------ DATA UNDER STUDY

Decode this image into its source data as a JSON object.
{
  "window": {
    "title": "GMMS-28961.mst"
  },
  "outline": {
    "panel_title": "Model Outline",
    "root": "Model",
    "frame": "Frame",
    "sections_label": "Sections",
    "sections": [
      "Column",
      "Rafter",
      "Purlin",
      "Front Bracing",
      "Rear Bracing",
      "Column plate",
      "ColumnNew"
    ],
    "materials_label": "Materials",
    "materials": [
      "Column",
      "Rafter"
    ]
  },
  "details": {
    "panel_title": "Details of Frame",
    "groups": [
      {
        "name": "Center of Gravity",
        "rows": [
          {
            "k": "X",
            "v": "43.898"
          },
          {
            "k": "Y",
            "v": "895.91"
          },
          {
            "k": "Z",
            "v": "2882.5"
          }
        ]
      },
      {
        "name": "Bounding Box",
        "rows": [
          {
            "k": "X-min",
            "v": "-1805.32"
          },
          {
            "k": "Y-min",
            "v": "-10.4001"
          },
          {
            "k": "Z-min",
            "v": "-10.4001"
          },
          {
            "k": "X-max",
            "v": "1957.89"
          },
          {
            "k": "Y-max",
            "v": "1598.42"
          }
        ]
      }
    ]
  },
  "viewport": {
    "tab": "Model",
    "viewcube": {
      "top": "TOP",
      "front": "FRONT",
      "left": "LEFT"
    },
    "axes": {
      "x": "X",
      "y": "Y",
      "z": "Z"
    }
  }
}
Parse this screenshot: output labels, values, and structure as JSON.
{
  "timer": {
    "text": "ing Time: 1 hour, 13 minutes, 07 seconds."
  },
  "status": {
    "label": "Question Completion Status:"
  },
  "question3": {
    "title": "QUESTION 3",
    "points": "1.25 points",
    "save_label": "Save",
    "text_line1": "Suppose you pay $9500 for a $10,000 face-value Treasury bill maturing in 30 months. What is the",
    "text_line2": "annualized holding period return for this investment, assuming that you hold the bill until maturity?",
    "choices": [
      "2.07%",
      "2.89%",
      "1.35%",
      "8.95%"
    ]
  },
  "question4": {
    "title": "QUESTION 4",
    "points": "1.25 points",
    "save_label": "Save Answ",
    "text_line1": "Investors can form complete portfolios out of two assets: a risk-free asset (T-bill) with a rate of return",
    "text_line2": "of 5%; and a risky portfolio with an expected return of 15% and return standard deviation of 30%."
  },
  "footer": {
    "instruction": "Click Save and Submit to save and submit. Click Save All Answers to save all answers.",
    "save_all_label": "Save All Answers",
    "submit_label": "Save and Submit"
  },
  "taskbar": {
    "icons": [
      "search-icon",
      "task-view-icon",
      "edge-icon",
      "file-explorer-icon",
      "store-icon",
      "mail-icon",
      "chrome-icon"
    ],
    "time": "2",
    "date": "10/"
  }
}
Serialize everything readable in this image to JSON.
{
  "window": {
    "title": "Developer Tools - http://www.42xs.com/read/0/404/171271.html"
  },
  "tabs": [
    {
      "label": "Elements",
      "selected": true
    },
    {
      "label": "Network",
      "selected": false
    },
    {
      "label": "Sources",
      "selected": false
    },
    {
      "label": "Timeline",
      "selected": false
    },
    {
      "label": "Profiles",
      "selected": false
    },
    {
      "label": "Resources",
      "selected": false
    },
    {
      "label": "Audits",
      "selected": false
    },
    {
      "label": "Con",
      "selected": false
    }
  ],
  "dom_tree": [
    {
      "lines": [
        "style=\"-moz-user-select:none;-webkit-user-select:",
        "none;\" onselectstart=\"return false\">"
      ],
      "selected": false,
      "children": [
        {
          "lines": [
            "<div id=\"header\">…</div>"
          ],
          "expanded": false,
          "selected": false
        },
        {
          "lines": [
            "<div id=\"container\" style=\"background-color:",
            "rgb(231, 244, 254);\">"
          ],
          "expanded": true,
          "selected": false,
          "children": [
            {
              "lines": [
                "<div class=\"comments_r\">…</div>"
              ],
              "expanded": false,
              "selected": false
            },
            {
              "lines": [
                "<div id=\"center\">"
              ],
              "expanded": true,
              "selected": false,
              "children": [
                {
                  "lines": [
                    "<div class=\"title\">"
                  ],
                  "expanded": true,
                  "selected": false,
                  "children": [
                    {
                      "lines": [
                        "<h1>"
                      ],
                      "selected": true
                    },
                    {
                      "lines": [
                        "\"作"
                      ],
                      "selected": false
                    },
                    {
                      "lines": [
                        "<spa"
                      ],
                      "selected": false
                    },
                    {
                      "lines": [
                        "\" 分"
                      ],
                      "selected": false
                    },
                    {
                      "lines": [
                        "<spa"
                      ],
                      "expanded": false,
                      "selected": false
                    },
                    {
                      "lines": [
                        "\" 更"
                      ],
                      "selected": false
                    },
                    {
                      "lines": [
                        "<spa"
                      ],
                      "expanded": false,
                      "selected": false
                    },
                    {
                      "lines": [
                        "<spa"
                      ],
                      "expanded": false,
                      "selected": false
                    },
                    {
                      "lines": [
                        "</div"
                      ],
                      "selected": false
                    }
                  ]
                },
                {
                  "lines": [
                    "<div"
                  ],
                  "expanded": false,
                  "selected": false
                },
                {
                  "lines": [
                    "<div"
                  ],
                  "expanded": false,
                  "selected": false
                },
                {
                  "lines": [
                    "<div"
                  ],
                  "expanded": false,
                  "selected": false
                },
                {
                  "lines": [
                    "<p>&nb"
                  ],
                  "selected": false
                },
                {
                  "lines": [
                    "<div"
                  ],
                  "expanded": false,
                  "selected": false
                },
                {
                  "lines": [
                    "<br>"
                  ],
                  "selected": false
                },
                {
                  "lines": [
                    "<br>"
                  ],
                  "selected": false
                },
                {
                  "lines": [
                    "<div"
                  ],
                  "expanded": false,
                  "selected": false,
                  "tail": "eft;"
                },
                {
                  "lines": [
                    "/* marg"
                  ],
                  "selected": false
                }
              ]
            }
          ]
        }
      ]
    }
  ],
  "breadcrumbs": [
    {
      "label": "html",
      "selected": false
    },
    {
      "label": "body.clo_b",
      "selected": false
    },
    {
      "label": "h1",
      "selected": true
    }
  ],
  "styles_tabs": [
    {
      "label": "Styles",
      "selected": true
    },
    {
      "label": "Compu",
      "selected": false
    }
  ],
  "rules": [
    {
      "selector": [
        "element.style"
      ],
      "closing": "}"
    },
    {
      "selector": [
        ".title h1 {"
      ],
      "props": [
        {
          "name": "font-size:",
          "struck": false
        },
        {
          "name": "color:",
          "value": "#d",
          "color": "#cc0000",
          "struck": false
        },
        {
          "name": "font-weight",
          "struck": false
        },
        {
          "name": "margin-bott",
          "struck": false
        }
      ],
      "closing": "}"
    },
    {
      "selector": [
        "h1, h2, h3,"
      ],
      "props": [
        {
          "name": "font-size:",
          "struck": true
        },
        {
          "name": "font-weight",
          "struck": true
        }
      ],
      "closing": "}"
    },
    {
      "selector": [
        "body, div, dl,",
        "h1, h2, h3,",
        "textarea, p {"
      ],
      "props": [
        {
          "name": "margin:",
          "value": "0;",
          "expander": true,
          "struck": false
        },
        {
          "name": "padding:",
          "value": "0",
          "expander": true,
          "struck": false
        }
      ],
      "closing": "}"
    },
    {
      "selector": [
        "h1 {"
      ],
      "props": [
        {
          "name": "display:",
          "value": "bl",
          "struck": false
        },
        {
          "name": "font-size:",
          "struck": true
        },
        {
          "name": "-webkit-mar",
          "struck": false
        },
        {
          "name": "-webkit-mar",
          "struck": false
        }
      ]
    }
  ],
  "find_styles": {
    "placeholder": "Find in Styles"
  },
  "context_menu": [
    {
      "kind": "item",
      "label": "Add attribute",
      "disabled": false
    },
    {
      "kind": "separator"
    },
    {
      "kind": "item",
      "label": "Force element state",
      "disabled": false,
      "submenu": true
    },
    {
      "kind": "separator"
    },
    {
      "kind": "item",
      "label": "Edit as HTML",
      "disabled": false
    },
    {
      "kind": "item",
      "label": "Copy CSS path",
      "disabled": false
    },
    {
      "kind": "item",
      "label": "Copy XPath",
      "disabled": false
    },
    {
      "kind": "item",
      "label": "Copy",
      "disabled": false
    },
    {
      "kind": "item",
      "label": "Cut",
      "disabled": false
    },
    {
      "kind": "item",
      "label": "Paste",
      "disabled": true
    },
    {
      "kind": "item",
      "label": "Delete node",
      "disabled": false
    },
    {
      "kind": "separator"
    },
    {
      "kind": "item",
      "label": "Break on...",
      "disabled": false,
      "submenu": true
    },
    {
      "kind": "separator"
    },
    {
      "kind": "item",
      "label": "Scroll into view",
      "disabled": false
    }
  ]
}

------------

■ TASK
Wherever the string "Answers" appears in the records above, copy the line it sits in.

■ TASK RESPONSE
    "instruction": "Click Save and Submit to save and submit. Click Save All Answers to save all answers.",
    "save_all_label": "Save All Answers",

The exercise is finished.